Serving Up Warm Biscuits: This Is How Hockey Pucks Are Made
If you have never seen, touched, or smelled a hockey puck...this is the post for you. If you are familiar with the textures and scents that pucks possess, but curious as to how they are made...look no further. We’re going to dive into the behind the scenes world of how these little black discs are born.
In the early days of hockey, even before organized games, it wasn’t unheard of to use whatever was small and hard enough to score on the opposition. This list would include frozen apples, pieces of wood, and even frozen cow poop. Now, remember, this is before modern industry entered the mix, so anything was game.
Eventually, the pioneers of the sport decided that carving pucks from wood would be the best option. At the time, it was, but still had issues. The wood pucks were light and would fly off with ease. While there was still work to be done, the wood alternatives were sufficient.

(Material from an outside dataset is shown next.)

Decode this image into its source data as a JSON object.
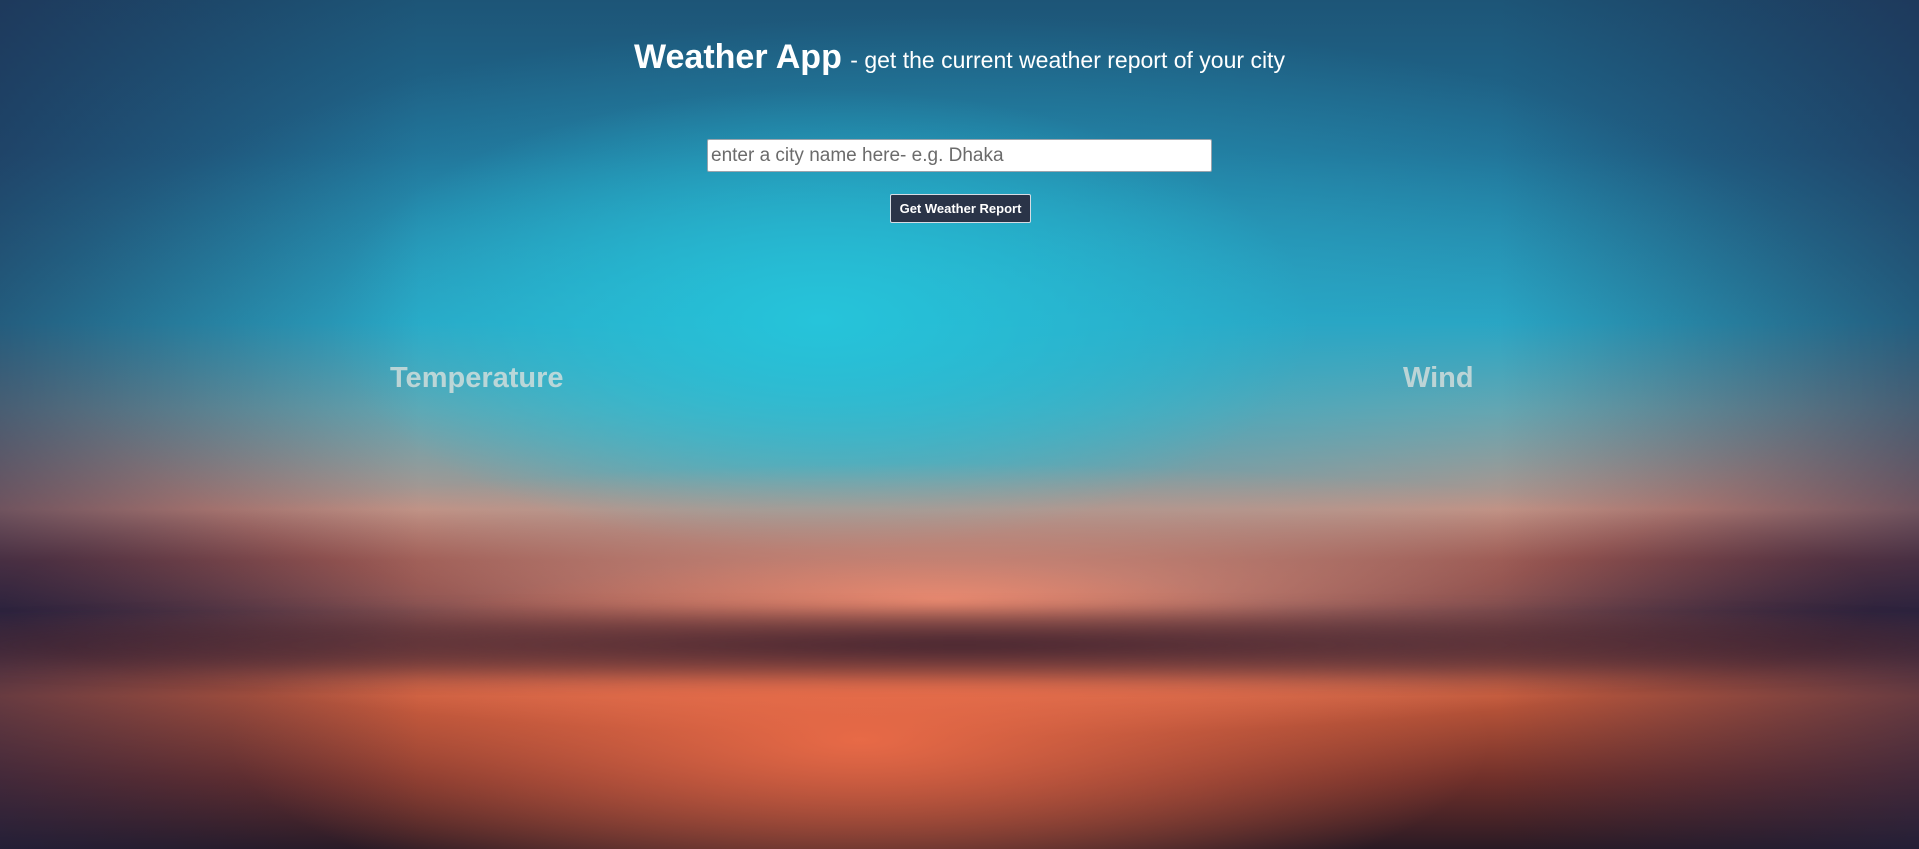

With industry and trade now becoming a huge aspect of Canadian life, the forefathers of hockey found a new material to create a puck...rubber. But, it came via another sport. Lacrosse.
Lacrosse is Canada’s national summer game and hockey winter. During the winter months with the ice and snow, there wasn’t much need for the rubber lacrosse balls, and one forward thinking player decided to cut a cross section of one of those balls. Because of that, we now have the modern puck...with a couple alterations of course.
Modern hockey pucks are made with several ingredients to give it their distinct texture, weight, and smell. While it’s industry secret as to the full list of ingredients, there are about 11 that go into the formation. How they are mixed and cooked is what separates pucks from other pieces of rubber.
The rubber itself is ‘pliable’ and ‘bouncy’, and when it gets cold...brittle. That was an issue with some of the first pucks used. They would freeze on the ice and often crack, or even break. It wasn’t until some chemists decided to ‘vulcanize’ the rubber that the pucks would be the perfect consistency for the cold surfaces.
While the hardness of the vulcanized discs we better than before, the design still needed to be enhanced. Enter Art Ross. The Art Ross.
Art saw the issues with the pucks at the time; they had sharp edges, would bounce, flip, and were hard to control. He decided to change this design by beveling the edges for a smoother glide on the ice and adding a diamond style tread around the sides to offer superior grip. This was in 1940 and is still in use today.